=== Begin Enclosure ===
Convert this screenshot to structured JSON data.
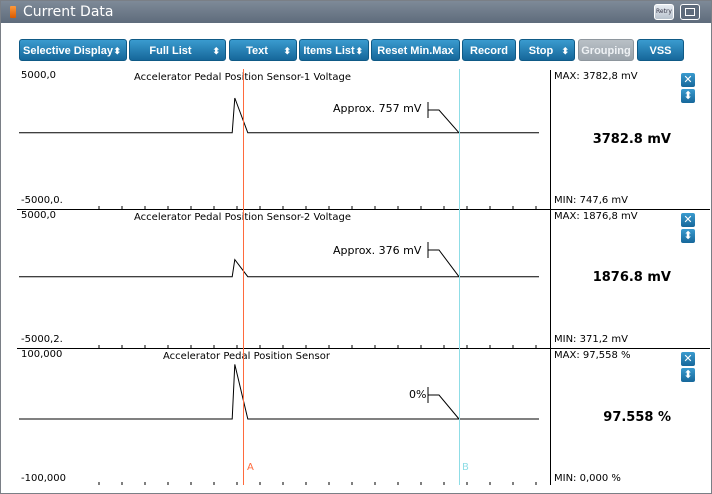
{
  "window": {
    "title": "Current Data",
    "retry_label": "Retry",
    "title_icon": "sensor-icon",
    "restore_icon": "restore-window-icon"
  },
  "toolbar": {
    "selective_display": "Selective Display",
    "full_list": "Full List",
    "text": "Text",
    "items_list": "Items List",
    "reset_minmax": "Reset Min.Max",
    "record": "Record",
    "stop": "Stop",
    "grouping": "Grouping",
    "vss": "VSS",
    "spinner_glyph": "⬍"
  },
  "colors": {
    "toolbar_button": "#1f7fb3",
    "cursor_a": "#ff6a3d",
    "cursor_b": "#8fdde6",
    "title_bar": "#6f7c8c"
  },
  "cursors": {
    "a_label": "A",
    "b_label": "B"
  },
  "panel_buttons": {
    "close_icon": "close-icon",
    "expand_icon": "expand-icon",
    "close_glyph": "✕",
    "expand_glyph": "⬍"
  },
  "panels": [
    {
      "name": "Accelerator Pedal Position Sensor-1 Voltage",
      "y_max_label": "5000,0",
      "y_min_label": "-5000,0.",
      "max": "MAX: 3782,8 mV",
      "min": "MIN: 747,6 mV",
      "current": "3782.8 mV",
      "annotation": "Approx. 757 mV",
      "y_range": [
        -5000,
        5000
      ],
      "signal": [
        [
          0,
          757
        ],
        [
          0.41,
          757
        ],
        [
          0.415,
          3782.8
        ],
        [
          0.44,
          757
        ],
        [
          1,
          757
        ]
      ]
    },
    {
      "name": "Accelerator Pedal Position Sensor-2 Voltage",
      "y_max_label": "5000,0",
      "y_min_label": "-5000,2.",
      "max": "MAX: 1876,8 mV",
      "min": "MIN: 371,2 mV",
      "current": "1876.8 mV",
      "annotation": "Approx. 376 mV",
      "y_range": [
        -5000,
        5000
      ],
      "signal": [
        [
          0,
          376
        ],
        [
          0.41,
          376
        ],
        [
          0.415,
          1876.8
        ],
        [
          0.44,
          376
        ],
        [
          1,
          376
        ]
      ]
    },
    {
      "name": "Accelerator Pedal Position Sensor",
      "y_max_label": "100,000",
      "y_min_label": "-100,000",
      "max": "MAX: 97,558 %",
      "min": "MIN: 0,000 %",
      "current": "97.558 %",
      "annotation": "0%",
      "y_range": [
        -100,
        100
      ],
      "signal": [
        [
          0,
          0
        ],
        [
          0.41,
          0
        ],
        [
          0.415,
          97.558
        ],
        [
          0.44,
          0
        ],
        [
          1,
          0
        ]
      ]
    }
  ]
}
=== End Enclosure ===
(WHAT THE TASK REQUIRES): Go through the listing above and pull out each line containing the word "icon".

(ANSWER BOX):
    "title_icon": "sensor-icon",
    "restore_icon": "restore-window-icon"
    "close_icon": "close-icon",
    "expand_icon": "expand-icon",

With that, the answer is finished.